In the continuing conversation about death and dying, Judith Johnson discusses how our cultural understanding and experience of death is changing in America.  In reading this piece, I have a few comments to make.  First, if her point is to prove that death is more acceptable in America, what does cremation have to do with anything.  Second, the prevelance of support groups relates less to a grappling with death as much as a need for community when we think we are alone.  I would presume most participants in bereavement support group, while more conscious of their own mortality, are not thinking about dying on a daily basis.  Third, and unfortunately, the addition of hospice care and palliative care has not changed people’s perceptions about fighting until the end.  People in hospice will tell you that more often than not, referrals are still coming in too late, and often times the patient, when first approached about hospice, will still say “I’m not ready yet.”  While I do think there is a change as a result of the increased exposure to hospice in the media, we are not at a place where death is an acceptable avenue of life. 

I look around at society today and see a people that say they don’t want “treatment” when to frail to handle it, yet when they become frail and the treatment is not beneficial in most situations, the same person will often still opt to try.  Even the ethical idea of withdrawal vs. withholding plays into this, for withdrawing treatment in secular ethics is the prefered method because then the doctor can say “I tried.”  If we truly were accepting of mortality, then withholding would often be the more humane and ethically appropriate approach to take.  I think we often get so caught up when we are healthy in the whole, “I wouldn’t want to end up this way,” that we tend to forget that often when faced with ending up that way or death, we choose to live impaired. 

These series of articles have so far been a good source of thought and contemplation and I look forward to her continued discussion. 

For most of human history, people died fast.
Now suddenly, we have the opportunity to grow old,
to have an illness for a long period of time,
and to know what’s coming.
We could make this an important phase of life.”
— Joanne Lynn, M.D., “Americans for Better Care of the Dying”

It may sound peculiar, but there are some very exciting things happening where death is concerned in America. The momentum of change in how we view and respond to death is building in many sectors of society as we transform our culture of death. For example, consider the following changes:

  • People are choosing memorial services and celebrations in addition to or instead of a traditional funeral. This allows for a more personalized ritual customized to the particular beliefs and sensibilities of the deceased.

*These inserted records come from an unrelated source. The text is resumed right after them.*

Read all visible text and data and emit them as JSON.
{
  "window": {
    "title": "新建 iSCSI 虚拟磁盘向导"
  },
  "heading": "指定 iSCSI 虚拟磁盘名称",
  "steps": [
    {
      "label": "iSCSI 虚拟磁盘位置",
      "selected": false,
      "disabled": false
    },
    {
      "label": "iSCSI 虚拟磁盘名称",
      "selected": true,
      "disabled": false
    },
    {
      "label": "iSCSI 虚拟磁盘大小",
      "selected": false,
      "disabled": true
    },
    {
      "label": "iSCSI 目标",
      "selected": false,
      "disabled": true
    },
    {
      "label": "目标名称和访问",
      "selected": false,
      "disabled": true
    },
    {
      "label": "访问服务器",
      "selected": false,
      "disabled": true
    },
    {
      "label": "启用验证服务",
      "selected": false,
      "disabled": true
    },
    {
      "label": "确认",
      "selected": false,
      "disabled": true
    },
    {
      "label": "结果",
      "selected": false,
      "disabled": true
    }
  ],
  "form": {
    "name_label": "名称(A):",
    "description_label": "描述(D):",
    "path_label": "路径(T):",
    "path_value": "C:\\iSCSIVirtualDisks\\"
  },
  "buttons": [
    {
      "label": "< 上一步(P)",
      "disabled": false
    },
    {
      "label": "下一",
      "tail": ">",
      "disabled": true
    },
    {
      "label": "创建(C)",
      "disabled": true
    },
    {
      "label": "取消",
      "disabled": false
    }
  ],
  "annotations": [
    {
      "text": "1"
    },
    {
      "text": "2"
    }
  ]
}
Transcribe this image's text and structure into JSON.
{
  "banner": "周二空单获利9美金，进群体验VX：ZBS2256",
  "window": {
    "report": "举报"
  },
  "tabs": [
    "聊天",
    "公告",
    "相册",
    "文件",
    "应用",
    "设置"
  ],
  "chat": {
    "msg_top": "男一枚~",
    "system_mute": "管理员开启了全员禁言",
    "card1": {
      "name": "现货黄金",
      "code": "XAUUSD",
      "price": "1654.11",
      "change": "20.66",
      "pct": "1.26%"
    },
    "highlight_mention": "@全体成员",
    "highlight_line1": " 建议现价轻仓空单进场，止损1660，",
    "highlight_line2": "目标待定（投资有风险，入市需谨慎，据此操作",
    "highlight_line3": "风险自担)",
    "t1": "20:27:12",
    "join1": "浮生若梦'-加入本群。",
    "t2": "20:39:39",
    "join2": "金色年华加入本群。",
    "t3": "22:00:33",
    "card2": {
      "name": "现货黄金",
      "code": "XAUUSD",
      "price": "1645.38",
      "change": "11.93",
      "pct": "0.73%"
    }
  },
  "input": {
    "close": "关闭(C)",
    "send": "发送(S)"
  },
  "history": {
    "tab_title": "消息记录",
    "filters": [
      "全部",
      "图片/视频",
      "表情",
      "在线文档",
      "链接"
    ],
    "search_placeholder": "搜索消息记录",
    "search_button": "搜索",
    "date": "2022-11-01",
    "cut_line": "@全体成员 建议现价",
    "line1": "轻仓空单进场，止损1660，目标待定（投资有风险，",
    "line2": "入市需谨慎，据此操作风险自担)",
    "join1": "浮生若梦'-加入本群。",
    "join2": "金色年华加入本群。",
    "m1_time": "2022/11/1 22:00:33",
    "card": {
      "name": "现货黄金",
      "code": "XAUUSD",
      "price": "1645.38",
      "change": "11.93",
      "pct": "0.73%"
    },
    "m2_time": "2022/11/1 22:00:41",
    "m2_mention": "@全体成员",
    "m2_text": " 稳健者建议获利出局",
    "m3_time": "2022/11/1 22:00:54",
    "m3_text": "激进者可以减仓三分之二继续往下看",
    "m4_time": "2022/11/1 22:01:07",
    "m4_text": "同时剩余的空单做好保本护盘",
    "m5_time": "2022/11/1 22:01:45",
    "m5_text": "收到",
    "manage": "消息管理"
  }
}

It also allows for both mourning the loss of a loved one and celebrating the life he or she lived.
  • Cremation is rapidly becoming the preferred method of body disposition and is projected to surpass burial, reaching 51 percent by 2025 in the U.S. Traditional funerals and burial rites are becoming one of several options rather than the only way to go. Even burial rites are changing with a growing number of requests for environmentally friendly green burials.
  • In medicine, the mission of preserving life coupled with evermore sophisticated technologies have made it difficult for doctors to see death as anything other than a professional failure. With the introduction of hospice and other palliative care programs over the past 30 years, medical schools and the health care industry are beginning to embrace the emerging culture of compassionate comfort care for the dying.
  • The end of life is no longer being seen simply as a time of diminished capacity spent fighting against an illness that is simply taking its natural course. Instead, there is a growing awareness of the need to take time for coming to terms with one’s death, reviewing one’s life, putting one’s affairs in order, and for saying final goodbyes.
  • Advances are being made in the area of local and internet bereavement services which are helping to reduce the isolation of the grieving and are providing support and education about the grieving process. Businesses are becoming more aware of the impact of grief on productivity in the workplace and, as a result, are increasingly providing educational and support services for their employees and community.

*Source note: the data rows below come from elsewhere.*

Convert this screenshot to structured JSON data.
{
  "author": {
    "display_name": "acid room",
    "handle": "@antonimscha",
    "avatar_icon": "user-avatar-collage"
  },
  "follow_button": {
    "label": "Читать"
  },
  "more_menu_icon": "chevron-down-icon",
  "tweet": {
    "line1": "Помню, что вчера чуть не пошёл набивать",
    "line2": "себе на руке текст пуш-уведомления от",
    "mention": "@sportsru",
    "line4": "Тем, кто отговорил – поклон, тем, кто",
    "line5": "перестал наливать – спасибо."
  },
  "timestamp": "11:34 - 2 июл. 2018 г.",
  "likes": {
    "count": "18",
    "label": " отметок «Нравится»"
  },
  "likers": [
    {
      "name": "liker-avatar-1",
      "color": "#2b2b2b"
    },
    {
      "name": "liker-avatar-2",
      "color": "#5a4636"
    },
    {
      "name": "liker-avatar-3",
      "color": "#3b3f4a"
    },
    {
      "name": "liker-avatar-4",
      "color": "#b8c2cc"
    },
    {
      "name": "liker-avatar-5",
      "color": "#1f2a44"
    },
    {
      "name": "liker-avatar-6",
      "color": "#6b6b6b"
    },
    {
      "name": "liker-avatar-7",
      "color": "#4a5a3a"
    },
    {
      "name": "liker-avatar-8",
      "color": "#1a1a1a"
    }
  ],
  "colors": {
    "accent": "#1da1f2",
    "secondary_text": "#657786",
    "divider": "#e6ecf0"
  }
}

Unfortunately, in our personal lives, death is still largely a taboo topic. Most of us are not comfortable talking to each other about our thoughts and fears about the uncertainties surrounding dying and death. The irrational fear that preparing for death will hasten its arrival or cause medical personnel to “pull the plug” stops many of us from putting our affairs in order in advance of need. It’s been reported 30-40 percent of us still do not have advance health care directives to instruct medical personnel and loved ones about personal preferences for emergency and/or end-of-life medical care. Instead, we tend to just let these things happen and be dealt with while in crisis mode.

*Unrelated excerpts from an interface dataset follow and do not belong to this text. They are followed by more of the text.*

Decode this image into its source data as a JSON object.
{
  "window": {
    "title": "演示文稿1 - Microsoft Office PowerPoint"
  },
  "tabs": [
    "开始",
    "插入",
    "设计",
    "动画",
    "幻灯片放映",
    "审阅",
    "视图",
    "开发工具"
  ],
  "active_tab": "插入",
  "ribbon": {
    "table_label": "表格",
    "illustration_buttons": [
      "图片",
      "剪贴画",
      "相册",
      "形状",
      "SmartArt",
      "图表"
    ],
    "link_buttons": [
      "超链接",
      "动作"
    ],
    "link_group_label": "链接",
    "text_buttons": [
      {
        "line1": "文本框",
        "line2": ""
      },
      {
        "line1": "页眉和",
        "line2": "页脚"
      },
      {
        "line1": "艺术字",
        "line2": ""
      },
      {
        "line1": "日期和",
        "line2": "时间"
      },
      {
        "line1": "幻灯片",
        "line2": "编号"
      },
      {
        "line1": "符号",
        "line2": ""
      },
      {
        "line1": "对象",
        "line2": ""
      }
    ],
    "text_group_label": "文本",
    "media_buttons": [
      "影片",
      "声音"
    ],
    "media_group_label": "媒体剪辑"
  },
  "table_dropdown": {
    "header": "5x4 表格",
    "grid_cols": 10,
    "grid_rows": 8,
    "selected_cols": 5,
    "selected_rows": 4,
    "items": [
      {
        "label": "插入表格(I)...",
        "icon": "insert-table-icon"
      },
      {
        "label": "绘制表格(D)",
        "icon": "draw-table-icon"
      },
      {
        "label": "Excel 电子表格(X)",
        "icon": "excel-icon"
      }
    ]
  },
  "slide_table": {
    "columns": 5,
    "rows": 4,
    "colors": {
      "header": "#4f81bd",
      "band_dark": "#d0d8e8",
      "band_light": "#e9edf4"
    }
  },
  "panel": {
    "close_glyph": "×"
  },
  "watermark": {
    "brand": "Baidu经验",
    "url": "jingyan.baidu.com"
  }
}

The deeper and more profound conversation about the meaning and mysteries of death and how our view of death informs how we live our life has not yet reached public discourse. The prevailing belief remains that life is good and death is bad. When someone dies, most think of it as a tragedy rather than seeing it for what it is — the normal course of events. Yet, dying comes with living. No one gets to live without dying. So, death is every bit as normal as birth is, yet we still shroud it in stigma, fear and rejection. Next week’s article will discuss the potential available to us all, both individually and collectively, in making our peace with death.